Panic! At the Disco has been around since 2004 (yes, that was thrown in to make you feel old). Throughout their existence, they have not attained the status of a number one album. Until now, that is.
It is hard to imagine that with the success of their debut studio album, “A Fever You Can’t Sweat Out,” that they haven’t already acquired the position of a number one album, especially with hits like “I Write Sins, Not Tragedies” that feverishly haunted radio stations, both then and now.
With the release of their new album, “Death of a Bachelor,” Panic! has finally achieved the position they deserve — at the top of the music charts. Although there is a stigma regarding parents picking favorites among their children, lead singer Brendon Urie has chosen to break the cardinal rule. Urie made the announcement on Reddit during an “Ask Me Anything” session that “DoaB” is his favorite album to date.
Panic! At the Disco, along with all of their dedicated fans, must be feeling pretty “Victorious” after this accomplishment. The song “Victorious” is a form of self-fulfilling prophecy, predicting their victory at the top of the music charts over some heavy hitting artists in the industry, like Adele, David Bowie, Twenty One Pilots, and Kidz Bop 31 (yes, really).
“Victorious” is more than just a pun or a prophetic vision. Panic! reminds audiences to appreciate the little wins in this music video, from winning a boxing match to the accomplishment of not texting an ex.
“Hallelujah,” the first single off “Death of a Bachelor,” is a combination of celebration in lyrical form with the same kind of preordained success that “Victorious” implies. Are they jinxing themselves? No. Clearly, P!ATD believes talent trumps superstition.
The album shows growth on all musical fronts. Urie’s vocal range reflects the lyrical maturity of the album. While each new album has been a point of divergence for P!ATD, providing new means to explore other musical styles, “Death of a Bachelor” sets the precedent for bridging certain aspects across separate albums. Namely, “Emperor’s New Clothes” from DoaB is a continuation of the story told in Panic!’s previous single, “This is Gospel” from the album, “Too Weird to Live, Too Rare to Die!”
Perhaps one of the most interesting new sounds that Urie has worked with on the new album has been with the old Vegas style, reminiscent of Frank Sinatra. It’s safe to say that Sinatra is a direct influence on Urie, seeing as how the singer has a Sinatra tattoo.
Urie himself has aged like a fine wine, his music with a bolder flavor, and his voice smoother than ever.
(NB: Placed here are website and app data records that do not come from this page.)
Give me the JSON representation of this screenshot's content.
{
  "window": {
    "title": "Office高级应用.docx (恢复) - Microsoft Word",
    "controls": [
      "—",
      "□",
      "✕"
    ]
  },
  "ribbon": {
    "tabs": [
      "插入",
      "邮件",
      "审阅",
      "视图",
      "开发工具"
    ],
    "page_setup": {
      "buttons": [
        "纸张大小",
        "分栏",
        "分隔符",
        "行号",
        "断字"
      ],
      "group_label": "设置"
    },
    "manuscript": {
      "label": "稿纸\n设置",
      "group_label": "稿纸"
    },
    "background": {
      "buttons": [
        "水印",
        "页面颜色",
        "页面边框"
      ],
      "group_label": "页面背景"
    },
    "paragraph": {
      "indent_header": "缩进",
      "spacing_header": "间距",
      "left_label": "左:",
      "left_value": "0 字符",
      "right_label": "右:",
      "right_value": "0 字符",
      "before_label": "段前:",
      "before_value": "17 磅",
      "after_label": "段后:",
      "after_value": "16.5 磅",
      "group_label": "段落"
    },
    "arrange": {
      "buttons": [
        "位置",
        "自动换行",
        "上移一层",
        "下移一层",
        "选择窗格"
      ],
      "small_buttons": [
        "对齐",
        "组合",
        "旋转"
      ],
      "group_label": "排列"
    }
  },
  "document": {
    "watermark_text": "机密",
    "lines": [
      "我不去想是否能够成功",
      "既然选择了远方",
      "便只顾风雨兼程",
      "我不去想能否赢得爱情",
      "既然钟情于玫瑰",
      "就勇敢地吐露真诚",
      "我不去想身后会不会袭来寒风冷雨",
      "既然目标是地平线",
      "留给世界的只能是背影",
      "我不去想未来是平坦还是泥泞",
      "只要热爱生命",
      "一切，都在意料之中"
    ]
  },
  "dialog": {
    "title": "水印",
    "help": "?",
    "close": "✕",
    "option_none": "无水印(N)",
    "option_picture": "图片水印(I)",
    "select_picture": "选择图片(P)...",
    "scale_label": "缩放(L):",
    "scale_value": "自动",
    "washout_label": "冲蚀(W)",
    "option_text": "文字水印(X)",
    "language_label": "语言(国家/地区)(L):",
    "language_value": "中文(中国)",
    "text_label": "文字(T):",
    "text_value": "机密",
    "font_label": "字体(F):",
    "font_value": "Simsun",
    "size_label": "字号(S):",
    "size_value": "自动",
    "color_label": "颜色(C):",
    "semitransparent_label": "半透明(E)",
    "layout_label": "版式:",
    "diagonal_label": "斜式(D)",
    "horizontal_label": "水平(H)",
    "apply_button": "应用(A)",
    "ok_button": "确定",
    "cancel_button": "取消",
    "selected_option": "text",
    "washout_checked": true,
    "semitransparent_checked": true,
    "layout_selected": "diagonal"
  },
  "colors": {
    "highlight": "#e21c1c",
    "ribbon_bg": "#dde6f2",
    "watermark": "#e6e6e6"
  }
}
It is about more than just the evolution of sound over the course of releasing five albums. The maturity of lyrics reflect the growth of the group in a semi-autobiographical nature. Urie went from writing songs like “Nine in the Afternoon,” which was about getting high, to writing songs about ridding himself of the rock-star lifestyle in exchange for married life.
This album is the death of the figurative bachelor (no bachelors were harmed in the making of this album).
WARNING: These songs are catchy. You might find yourself inclined to sing along, but they will get stuck in your head in the best kind of way. Catching Panic! fever may manifest in symptoms including, but not limited to: karaoke in the shower, much more embarrassing public karaoke, and humming the tunes on your commute. The cure for Panic! fever is to give in to the impulse to sing your heart out and jam to this album.